His long term water management experience has included water allocation in policy analysis, water conservation, working on integrated urban and rural water management, subregional water planning, development control drainage planning in Southern Perth, conservation strategies, wetland and bushland conservation, and water planning policy for the environment.
Alan's talk will reflect sustainability issues of interest to stormwater managers taken from his thesis. The accompanying photograph was taken in a wetland area of great antiquity
PRESENTATion: Wetland (2.89 Mb)
Doug Forster (Director, Business Units City of Perth) was trained in Civil Engineering but has bin senior management for the better part of his career. He has worked in five states mainly in Local Government.
Doug has undertaken several post-graduate studies and is a qualified Company Director.
Being raised with a rural background Doug has always been conscious of the use of water as a finite resource and is delighted to share some of the City of Perth experiences.
PAPER: Harnessing Alternative Sources of Water (21.24 Kb)
The Old Flyer (205.59 Kb)
The SIA National President Steve Frost came to Perth to bring with him his insight on the “Restoring the Waters Project”. This project had a vision for the restoration of the urban stream corridors in Sydney, a new kind of urban creek developed using sustainable bio-engineering techniques. The project involved transforming the first 500m of a 2.7km section of a concrete lined channel into a natural stream. The challenge for the project team was to design a new kind of urban stream, with natural elements offering recreational and habitat opportunities.
PAPER: FROM DETENTION TO RETENTION - Stormwater Harvesting at Fairfield City Council (878.57 Kb)
PRESENTATION: Living Streams in Fairfiled (4.19 Mb)
Mike Mouritz will also present a short presentation on building strategies to “Water Sensitive Cities”. His role in the DPI includes policy and program delivery for coordination of urban land use, infrastructure and transport planning.

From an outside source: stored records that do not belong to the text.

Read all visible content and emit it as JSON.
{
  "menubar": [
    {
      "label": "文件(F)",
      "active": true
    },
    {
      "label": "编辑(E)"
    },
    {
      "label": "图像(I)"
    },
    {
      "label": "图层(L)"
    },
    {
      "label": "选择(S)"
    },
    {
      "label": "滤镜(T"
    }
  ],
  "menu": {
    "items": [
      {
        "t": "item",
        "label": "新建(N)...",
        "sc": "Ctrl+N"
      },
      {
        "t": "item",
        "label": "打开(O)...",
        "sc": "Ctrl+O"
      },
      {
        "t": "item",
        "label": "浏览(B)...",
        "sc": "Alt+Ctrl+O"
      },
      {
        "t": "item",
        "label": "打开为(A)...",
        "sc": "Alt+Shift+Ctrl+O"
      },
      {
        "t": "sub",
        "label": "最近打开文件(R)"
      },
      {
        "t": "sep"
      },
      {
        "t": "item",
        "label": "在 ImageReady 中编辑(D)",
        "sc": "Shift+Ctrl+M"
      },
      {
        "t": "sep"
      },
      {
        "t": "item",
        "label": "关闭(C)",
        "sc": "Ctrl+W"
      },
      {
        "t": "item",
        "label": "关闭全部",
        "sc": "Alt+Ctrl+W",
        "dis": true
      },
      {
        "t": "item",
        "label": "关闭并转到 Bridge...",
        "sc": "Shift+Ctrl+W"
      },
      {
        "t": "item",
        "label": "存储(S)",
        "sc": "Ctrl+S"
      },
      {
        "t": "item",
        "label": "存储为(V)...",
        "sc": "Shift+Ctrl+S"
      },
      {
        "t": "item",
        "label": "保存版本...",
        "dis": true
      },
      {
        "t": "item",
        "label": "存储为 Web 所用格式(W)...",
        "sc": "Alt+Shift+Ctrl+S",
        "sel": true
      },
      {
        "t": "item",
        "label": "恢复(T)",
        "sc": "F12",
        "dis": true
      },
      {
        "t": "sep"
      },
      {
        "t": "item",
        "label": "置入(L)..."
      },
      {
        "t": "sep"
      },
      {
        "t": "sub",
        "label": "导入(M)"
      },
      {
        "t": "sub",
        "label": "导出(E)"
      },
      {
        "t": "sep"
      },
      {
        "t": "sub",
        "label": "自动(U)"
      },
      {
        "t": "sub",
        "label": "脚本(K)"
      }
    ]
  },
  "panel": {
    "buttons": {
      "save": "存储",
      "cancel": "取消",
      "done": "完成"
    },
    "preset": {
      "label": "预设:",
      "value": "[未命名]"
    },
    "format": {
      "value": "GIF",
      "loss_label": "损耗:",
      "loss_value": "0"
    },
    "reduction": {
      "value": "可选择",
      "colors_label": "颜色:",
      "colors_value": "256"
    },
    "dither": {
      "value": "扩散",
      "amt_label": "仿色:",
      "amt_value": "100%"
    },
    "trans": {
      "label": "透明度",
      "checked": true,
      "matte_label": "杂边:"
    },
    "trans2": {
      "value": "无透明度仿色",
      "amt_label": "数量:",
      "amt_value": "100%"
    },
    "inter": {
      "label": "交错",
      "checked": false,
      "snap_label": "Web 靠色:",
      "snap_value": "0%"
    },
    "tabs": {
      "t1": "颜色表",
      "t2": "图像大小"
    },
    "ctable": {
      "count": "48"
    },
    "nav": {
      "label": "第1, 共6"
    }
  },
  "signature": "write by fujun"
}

Mike has over 20 years experience in planning, environment and development issues, in both private and public sectors, and has a particular interest in the interaction between places, people and their pursuits and a special interest in enhancing urban sustainability.
PRESENTATION: Sustainability and the Urban Development Sector (498.43 Kb)
PRESENTATION: Towards a Water Sensitive City (1.52 Mb)
Bill Till from the Department of Water - Drainage and Waterways Branch, ran through a few slides and gave us an update on what is happening in the DOW.